 Optionally, a stick may be inserted in the first mold 31 by a stick injecting means, which is not showed in FIG. 3. The first mixture 36, which comprises dissolved and concentrated raw materials for candy such as sugar, starch syrup, and water, etc., and other additives such as flavors and coloring agent, are introduced and blended in the first depositor 34. The mixture with a measured amount is filled in the first mold 31 from the first depositor 34, while the temperature of the mixture is maintained at about 130 to 150.degree. C. (Step 1). The first mixture is partially cooled to about 60 to 80.degree. C. by a condenser (Step 2). A desired picture 37 is printed on the cooled mixture by using one or more compositions among red, blue, and yellow edible ink compositions (Step 3). The second mixture 38, which comprises dissolved and concentrated raw materials for candy such as sugar, starch syrup, and water, etc., and other additives such as flavors and coloring agent, are introduced and blended in the second depositor 35. The mixture with a measured amount is filled in the second mold 32 from the second depositor 35, while the temperature of said mixture is maintained at about 120 to 130.degree. C. (Step 4). The first and second mixture is partially cooled to about 20 to 40.degree.

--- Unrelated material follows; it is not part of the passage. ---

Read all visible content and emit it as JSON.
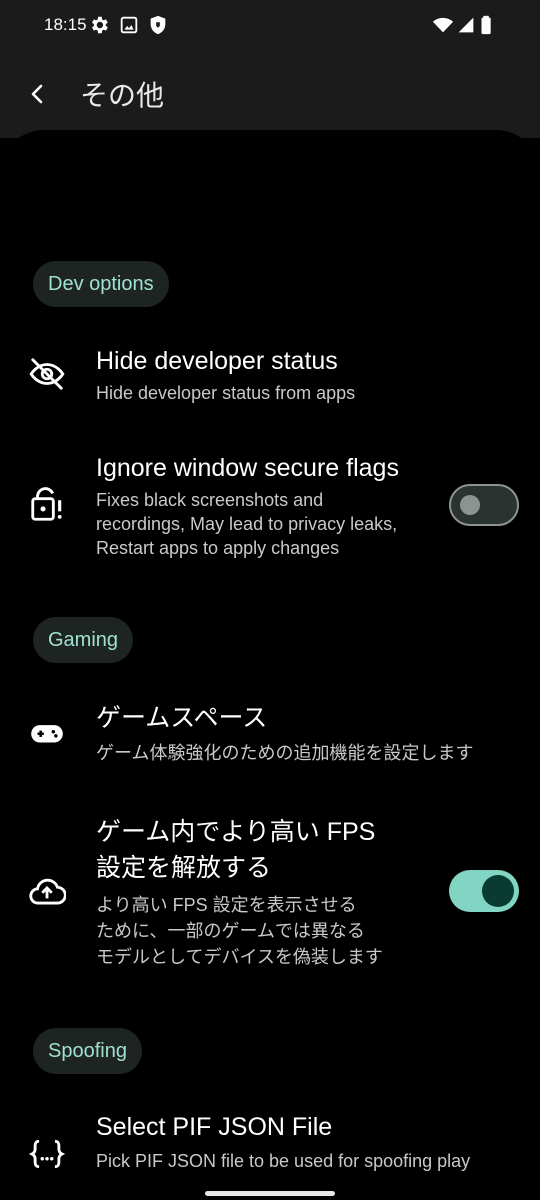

C. The first mold 31 and the second mold 32 join together (Step 5). The first mixture 36 is combined with the second mixture 38 by pressing a joint pin 33 (Step 6). After the mixture of the mold is hardened, the final product 39 printed a high-resolution picture therein may be obtained by pressing the joint pin (Step 7).
 In FIG. 3, it can be shown that the first mold and the second mold are joined together in Step 5. The first mold and the second mold have a symmetrical arrangement to join together, but inner structure of both molds may be either symmetrical or asymmetrical according to the external shape of the final product.
 Modifications and variations of the above embodiment of the present invention are possible, as appreciated by those skilled in the art.
 Although the invention has been described with respect to a specific preferred embodiment for a complete and clear disclosure, the appended claims are not to be thus limited but are to be construed as embodying all modifications and alternative constructions that may occur to one skilled in the art and which fairly fall within the basic teaching therein set forth.
|International Classification||A23G3/20, A23G3/00, A23P1/00, A23L1/275, A23G3/50, A23G3/02, A23G3/28, A23P1/10, A23G3/34|
|Cooperative Classification||A23G3/2023, A23G3/0268, A23G3/0252, A23P1/00, A23G3/0031, A23L1/275, A23G3/0025, A23G3/50, A23G3/28, A23G3/0097|
|European Classification||A23G3/02M8H, A23G3/00P28, A23P1/00, A23G3/28, A23G3/00P2M8H, A23G3/02M8, A23G3/00P2M8, A23G3/20F8, A23G3/50, A23L1/275|
|Aug 28, 2002||AS||Assignment|
|May 17, 2007||FPAY||Fee payment|
Year of fee payment: 4
|Jul 18, 2011||REMI||Maintenance fee reminder mailed|
|Dec 9, 2011||LAPS||Lapse for failure to pay maintenance fees|
|Jan 31, 2012||FP||Expired due to failure to pay maintenance fee|
Effective date: 20111209